(What you need to do) Produce the full set of records below once more, exactly as they stand.

(Provided information)

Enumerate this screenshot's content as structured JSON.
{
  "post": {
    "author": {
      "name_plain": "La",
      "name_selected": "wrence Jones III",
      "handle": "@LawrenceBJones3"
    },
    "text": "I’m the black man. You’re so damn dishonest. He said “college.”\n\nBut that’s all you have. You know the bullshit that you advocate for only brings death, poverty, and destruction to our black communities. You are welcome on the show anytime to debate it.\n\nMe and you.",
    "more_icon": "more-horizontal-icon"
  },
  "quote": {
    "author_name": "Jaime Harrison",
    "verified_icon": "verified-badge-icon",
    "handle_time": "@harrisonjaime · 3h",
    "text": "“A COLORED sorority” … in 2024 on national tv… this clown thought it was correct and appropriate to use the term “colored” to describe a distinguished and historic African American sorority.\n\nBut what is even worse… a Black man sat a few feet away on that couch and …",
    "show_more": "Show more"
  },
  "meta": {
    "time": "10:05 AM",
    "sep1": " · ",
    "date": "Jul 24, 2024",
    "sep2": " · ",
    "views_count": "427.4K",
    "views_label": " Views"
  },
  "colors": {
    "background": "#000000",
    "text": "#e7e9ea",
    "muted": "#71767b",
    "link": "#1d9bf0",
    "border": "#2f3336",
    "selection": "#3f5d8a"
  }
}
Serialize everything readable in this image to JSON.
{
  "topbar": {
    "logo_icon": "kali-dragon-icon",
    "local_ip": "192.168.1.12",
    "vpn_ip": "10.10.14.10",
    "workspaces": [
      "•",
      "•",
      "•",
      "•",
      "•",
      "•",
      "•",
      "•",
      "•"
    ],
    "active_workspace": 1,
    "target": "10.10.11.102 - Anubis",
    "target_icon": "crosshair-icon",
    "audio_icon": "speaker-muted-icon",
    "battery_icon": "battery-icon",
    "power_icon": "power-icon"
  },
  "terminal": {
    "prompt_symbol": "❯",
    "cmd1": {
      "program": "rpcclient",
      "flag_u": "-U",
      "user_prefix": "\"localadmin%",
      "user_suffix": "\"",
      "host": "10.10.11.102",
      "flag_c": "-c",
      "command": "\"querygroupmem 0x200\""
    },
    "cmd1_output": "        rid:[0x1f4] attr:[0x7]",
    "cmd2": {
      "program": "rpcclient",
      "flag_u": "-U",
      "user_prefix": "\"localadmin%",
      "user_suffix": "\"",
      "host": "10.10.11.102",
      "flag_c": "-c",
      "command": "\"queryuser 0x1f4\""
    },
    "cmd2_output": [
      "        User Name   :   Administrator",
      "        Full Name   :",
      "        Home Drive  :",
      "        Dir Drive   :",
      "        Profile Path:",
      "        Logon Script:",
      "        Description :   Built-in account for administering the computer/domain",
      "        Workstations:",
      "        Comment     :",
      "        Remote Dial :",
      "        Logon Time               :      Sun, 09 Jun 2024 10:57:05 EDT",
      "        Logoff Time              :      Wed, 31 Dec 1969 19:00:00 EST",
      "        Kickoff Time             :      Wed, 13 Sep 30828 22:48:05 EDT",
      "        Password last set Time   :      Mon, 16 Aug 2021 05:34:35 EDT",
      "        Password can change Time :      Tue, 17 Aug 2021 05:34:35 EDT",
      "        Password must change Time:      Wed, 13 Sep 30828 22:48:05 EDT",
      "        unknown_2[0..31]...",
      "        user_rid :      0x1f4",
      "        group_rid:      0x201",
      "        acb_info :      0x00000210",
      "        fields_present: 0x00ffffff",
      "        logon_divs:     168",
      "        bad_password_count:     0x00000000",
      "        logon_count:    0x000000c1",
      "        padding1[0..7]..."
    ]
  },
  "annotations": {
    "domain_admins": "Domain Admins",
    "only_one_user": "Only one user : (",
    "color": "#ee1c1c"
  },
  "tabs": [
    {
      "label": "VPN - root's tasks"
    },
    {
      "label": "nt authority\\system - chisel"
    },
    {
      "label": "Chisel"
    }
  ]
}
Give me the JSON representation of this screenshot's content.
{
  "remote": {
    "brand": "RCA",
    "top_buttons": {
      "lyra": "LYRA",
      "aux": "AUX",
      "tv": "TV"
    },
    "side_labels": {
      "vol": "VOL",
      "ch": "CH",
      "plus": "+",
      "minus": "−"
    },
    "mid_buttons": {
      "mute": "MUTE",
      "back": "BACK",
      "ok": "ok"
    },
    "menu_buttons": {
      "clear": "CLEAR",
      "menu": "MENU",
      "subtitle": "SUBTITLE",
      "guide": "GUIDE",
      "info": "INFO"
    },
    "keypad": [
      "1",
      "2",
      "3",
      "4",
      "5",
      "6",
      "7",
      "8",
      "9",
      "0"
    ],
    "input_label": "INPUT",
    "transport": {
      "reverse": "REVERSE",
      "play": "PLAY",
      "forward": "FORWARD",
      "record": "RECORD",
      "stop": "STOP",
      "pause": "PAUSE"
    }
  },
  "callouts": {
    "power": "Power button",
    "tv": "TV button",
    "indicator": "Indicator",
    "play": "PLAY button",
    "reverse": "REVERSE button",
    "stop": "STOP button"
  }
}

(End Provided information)

(Task answer)
Enumerate this screenshot's content as structured JSON.
{
  "post": {
    "author": {
      "name_plain": "La",
      "name_selected": "wrence Jones III",
      "handle": "@LawrenceBJones3"
    },
    "text": "I’m the black man. You’re so damn dishonest. He said “college.”\n\nBut that’s all you have. You know the bullshit that you advocate for only brings death, poverty, and destruction to our black communities. You are welcome on the show anytime to debate it.\n\nMe and you.",
    "more_icon": "more-horizontal-icon"
  },
  "quote": {
    "author_name": "Jaime Harrison",
    "verified_icon": "verified-badge-icon",
    "handle_time": "@harrisonjaime · 3h",
    "text": "“A COLORED sorority” … in 2024 on national tv… this clown thought it was correct and appropriate to use the term “colored” to describe a distinguished and historic African American sorority.\n\nBut what is even worse… a Black man sat a few feet away on that couch and …",
    "show_more": "Show more"
  },
  "meta": {
    "time": "10:05 AM",
    "sep1": " · ",
    "date": "Jul 24, 2024",
    "sep2": " · ",
    "views_count": "427.4K",
    "views_label": " Views"
  },
  "colors": {
    "background": "#000000",
    "text": "#e7e9ea",
    "muted": "#71767b",
    "link": "#1d9bf0",
    "border": "#2f3336",
    "selection": "#3f5d8a"
  }
}
Serialize everything readable in this image to JSON.
{
  "topbar": {
    "logo_icon": "kali-dragon-icon",
    "local_ip": "192.168.1.12",
    "vpn_ip": "10.10.14.10",
    "workspaces": [
      "•",
      "•",
      "•",
      "•",
      "•",
      "•",
      "•",
      "•",
      "•"
    ],
    "active_workspace": 1,
    "target": "10.10.11.102 - Anubis",
    "target_icon": "crosshair-icon",
    "audio_icon": "speaker-muted-icon",
    "battery_icon": "battery-icon",
    "power_icon": "power-icon"
  },
  "terminal": {
    "prompt_symbol": "❯",
    "cmd1": {
      "program": "rpcclient",
      "flag_u": "-U",
      "user_prefix": "\"localadmin%",
      "user_suffix": "\"",
      "host": "10.10.11.102",
      "flag_c": "-c",
      "command": "\"querygroupmem 0x200\""
    },
    "cmd1_output": "        rid:[0x1f4] attr:[0x7]",
    "cmd2": {
      "program": "rpcclient",
      "flag_u": "-U",
      "user_prefix": "\"localadmin%",
      "user_suffix": "\"",
      "host": "10.10.11.102",
      "flag_c": "-c",
      "command": "\"queryuser 0x1f4\""
    },
    "cmd2_output": [
      "        User Name   :   Administrator",
      "        Full Name   :",
      "        Home Drive  :",
      "        Dir Drive   :",
      "        Profile Path:",
      "        Logon Script:",
      "        Description :   Built-in account for administering the computer/domain",
      "        Workstations:",
      "        Comment     :",
      "        Remote Dial :",
      "        Logon Time               :      Sun, 09 Jun 2024 10:57:05 EDT",
      "        Logoff Time              :      Wed, 31 Dec 1969 19:00:00 EST",
      "        Kickoff Time             :      Wed, 13 Sep 30828 22:48:05 EDT",
      "        Password last set Time   :      Mon, 16 Aug 2021 05:34:35 EDT",
      "        Password can change Time :      Tue, 17 Aug 2021 05:34:35 EDT",
      "        Password must change Time:      Wed, 13 Sep 30828 22:48:05 EDT",
      "        unknown_2[0..31]...",
      "        user_rid :      0x1f4",
      "        group_rid:      0x201",
      "        acb_info :      0x00000210",
      "        fields_present: 0x00ffffff",
      "        logon_divs:     168",
      "        bad_password_count:     0x00000000",
      "        logon_count:    0x000000c1",
      "        padding1[0..7]..."
    ]
  },
  "annotations": {
    "domain_admins": "Domain Admins",
    "only_one_user": "Only one user : (",
    "color": "#ee1c1c"
  },
  "tabs": [
    {
      "label": "VPN - root's tasks"
    },
    {
      "label": "nt authority\\system - chisel"
    },
    {
      "label": "Chisel"
    }
  ]
}
Give me the JSON representation of this screenshot's content.
{
  "remote": {
    "brand": "RCA",
    "top_buttons": {
      "lyra": "LYRA",
      "aux": "AUX",
      "tv": "TV"
    },
    "side_labels": {
      "vol": "VOL",
      "ch": "CH",
      "plus": "+",
      "minus": "−"
    },
    "mid_buttons": {
      "mute": "MUTE",
      "back": "BACK",
      "ok": "ok"
    },
    "menu_buttons": {
      "clear": "CLEAR",
      "menu": "MENU",
      "subtitle": "SUBTITLE",
      "guide": "GUIDE",
      "info": "INFO"
    },
    "keypad": [
      "1",
      "2",
      "3",
      "4",
      "5",
      "6",
      "7",
      "8",
      "9",
      "0"
    ],
    "input_label": "INPUT",
    "transport": {
      "reverse": "REVERSE",
      "play": "PLAY",
      "forward": "FORWARD",
      "record": "RECORD",
      "stop": "STOP",
      "pause": "PAUSE"
    }
  },
  "callouts": {
    "power": "Power button",
    "tv": "TV button",
    "indicator": "Indicator",
    "play": "PLAY button",
    "reverse": "REVERSE button",
    "stop": "STOP button"
  }
}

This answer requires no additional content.